**EXERCISE AIM**:
Within the records, which lines hold the string "source"? Report each one by copying it.

**THE DATA**:

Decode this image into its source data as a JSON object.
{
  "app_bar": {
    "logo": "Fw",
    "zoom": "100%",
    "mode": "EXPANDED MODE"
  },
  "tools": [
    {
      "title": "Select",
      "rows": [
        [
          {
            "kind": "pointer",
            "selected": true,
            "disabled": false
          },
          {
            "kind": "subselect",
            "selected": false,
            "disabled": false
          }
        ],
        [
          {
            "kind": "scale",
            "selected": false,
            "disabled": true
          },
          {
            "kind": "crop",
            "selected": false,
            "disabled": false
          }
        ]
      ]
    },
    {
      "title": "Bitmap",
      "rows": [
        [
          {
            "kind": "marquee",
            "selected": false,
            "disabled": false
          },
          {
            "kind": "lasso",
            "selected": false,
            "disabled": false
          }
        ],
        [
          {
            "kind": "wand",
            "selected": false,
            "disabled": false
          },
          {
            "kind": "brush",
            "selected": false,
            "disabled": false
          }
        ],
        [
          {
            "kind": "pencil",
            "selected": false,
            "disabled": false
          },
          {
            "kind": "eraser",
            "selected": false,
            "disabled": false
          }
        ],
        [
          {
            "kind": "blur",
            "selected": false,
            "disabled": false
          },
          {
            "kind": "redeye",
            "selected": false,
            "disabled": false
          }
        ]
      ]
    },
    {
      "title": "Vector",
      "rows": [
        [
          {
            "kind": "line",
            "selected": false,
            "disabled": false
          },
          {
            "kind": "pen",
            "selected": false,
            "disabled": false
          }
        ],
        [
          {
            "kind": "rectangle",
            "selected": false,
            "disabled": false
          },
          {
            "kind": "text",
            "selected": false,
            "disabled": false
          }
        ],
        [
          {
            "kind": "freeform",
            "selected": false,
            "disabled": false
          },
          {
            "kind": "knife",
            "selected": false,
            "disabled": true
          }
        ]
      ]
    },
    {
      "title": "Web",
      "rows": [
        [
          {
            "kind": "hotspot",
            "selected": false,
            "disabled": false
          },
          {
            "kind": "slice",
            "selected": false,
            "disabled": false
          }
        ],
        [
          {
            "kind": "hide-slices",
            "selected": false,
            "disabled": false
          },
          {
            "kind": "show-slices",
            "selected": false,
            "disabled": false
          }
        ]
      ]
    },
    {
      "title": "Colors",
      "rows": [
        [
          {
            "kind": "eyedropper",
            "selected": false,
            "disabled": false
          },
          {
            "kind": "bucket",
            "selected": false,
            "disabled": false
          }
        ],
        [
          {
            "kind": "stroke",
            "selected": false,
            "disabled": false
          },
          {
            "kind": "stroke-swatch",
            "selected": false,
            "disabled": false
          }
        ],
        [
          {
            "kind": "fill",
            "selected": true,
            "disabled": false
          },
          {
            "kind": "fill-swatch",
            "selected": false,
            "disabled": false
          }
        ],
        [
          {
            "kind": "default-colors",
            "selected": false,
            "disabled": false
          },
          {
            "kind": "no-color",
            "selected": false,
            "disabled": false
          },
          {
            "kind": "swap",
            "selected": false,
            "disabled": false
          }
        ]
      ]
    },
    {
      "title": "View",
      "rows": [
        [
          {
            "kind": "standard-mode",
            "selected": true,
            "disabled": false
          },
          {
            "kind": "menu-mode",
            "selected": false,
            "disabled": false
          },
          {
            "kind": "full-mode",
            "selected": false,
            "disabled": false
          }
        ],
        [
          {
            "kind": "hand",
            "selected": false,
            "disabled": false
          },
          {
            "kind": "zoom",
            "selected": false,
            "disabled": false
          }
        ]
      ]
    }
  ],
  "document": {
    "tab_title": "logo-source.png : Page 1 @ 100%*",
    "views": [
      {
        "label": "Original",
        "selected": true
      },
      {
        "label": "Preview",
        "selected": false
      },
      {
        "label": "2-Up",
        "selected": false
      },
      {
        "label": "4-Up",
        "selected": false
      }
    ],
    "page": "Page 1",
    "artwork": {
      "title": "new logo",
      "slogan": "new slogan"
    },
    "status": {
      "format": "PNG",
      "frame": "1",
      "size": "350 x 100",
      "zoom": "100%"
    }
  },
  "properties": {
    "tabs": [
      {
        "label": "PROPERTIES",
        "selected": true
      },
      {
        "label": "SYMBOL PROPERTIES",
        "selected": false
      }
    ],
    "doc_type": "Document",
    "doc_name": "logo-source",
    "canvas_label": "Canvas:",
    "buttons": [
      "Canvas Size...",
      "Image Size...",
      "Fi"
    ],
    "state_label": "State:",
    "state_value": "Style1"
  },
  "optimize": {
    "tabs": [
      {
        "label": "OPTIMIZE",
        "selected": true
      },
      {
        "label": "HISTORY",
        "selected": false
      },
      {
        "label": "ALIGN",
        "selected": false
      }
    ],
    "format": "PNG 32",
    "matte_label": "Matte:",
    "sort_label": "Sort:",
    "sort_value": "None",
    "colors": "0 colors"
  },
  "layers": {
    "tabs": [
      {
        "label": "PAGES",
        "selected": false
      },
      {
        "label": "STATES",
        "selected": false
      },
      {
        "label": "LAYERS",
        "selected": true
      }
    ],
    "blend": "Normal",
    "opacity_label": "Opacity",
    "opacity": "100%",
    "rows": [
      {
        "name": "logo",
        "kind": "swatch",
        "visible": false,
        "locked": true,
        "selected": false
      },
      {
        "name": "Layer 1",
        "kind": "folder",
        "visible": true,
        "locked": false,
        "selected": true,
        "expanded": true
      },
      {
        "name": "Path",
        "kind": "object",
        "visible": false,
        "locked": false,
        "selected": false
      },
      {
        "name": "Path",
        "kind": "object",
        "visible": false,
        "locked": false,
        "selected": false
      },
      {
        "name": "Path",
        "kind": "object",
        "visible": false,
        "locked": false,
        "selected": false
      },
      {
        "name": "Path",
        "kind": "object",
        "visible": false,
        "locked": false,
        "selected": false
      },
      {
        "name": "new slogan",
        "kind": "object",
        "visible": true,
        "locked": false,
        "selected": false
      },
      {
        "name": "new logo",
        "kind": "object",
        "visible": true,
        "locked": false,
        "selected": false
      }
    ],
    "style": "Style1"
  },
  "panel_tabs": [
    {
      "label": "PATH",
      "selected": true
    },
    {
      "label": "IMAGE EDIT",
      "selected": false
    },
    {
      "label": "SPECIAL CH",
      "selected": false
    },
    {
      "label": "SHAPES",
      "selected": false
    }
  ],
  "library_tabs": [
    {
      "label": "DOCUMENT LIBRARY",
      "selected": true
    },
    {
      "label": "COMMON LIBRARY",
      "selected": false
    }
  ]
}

**SOLUTION FOR THIS TASK**:
Decode this image into its source data as a JSON object.
    "tab_title": "logo-source.png : Page 1 @ 100%*",
    "doc_name": "logo-source",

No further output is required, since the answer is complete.